The same theme persists throughout all screens: soft colors, the typical XperiDo blue and cool greys. The design's main objective was to support the user in his actions, guide him through the application and provide a sense of consistency across screens.
You'll see the same colors and icons pop up everywhere. For instance, the selected/hover colors (and check mark) are present in both the list view (above) and the data set builder:
The use of one color line (blues) meant that we could use colors for other associations. Red colors for warnings, green for success messages, as people would expect:
The reporting screen shows plenty of filterable metrics with relevant information about your project:
The login screen was designed to be unique and interesting to look at, without it being too defined. This was done on purpose so that the viewer would not get bored or tired of the same images after a while:
The square is really the most recognizable XperiDo shape, but I made others to keep it fresh. The plan was to randomly show one of these backgrounds:
The most complex screens belong to the flow builder. This is the heart of the product and takes some time to understand - it was built for functionality, and there's a lot of it:
Yellow indicates blocks that are linked according to the links set up on the right, in the Inspector. The yellow created a nice contrast with the blue and it stands out immediately, which helps you see how your flow is structured quickly.
XperiDo 4 uses a lot of icons to convey meaning and help the user feel confident in their decisions. These one-color icons have to work on a small scale, and need to be unique enough yet feel as if they belong in the same software:
I colored the status icons to show which group they belong to. Red means your flow is completely stopped without repair, blue means it's on hold, yellow means it requires user input etc:
For all the care I placed in both the icon and screen designs, I always kept in mind that the design has a supporting role: ease-of-use and guiding the user were always at the front. Most screens are fairly devoid of heavy design elements as I wanted to keep the focus on the action and not distract the user:
The screens that could feature more decorative elements are a nice change from the more functional screens, and I'm glad we found a nice balance between the two. This keeps the application fresh and nice to look at, while it remains easy to use when more focus on the action is required.

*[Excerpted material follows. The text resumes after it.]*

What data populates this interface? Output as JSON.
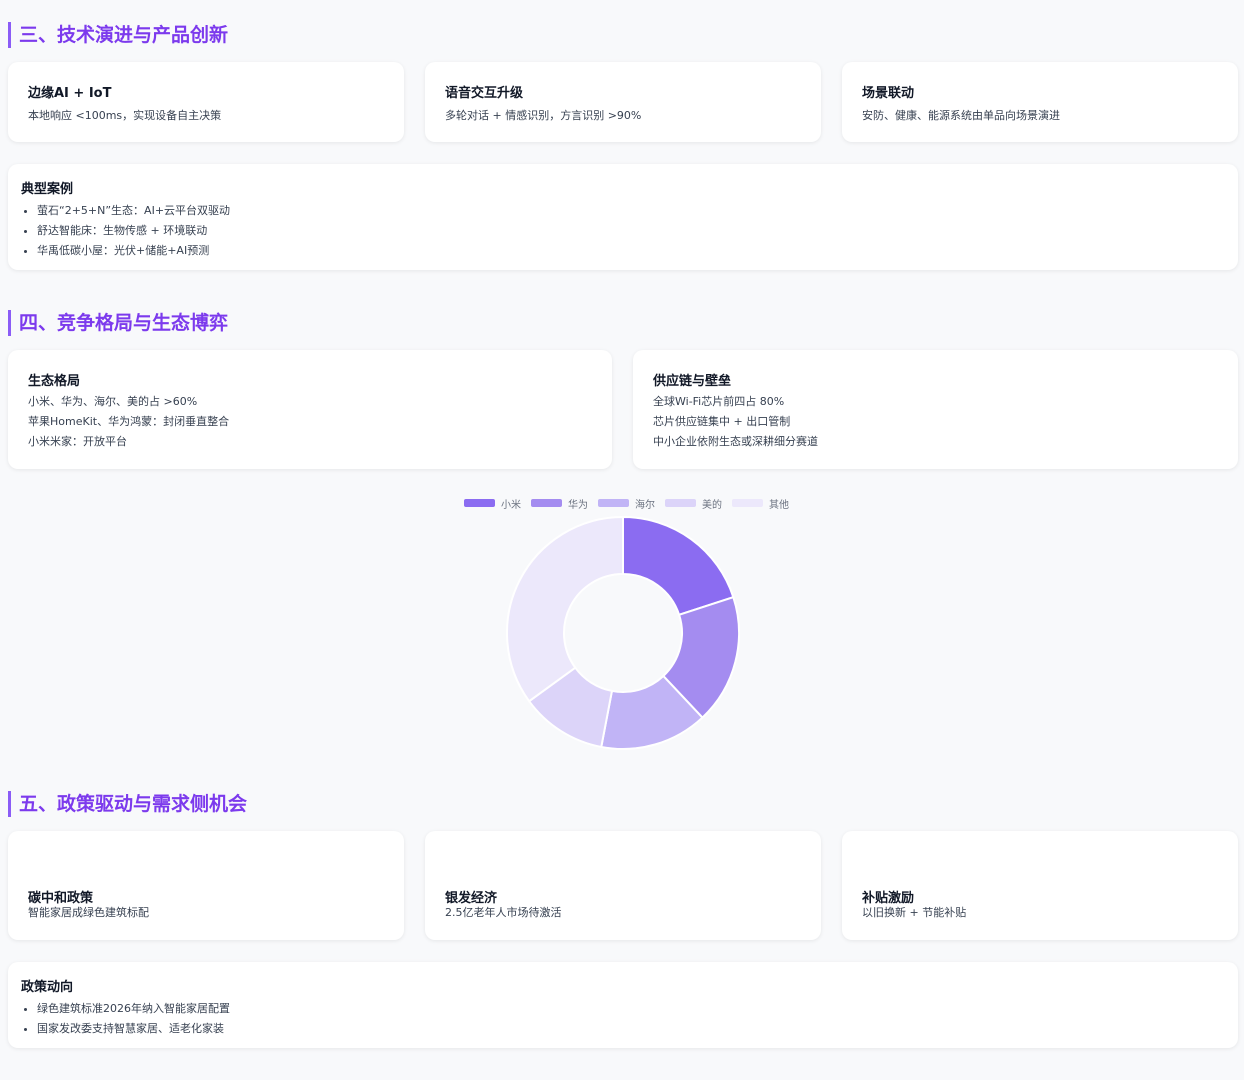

All in all, a great project to work on that required a variety of design skills to make it work well.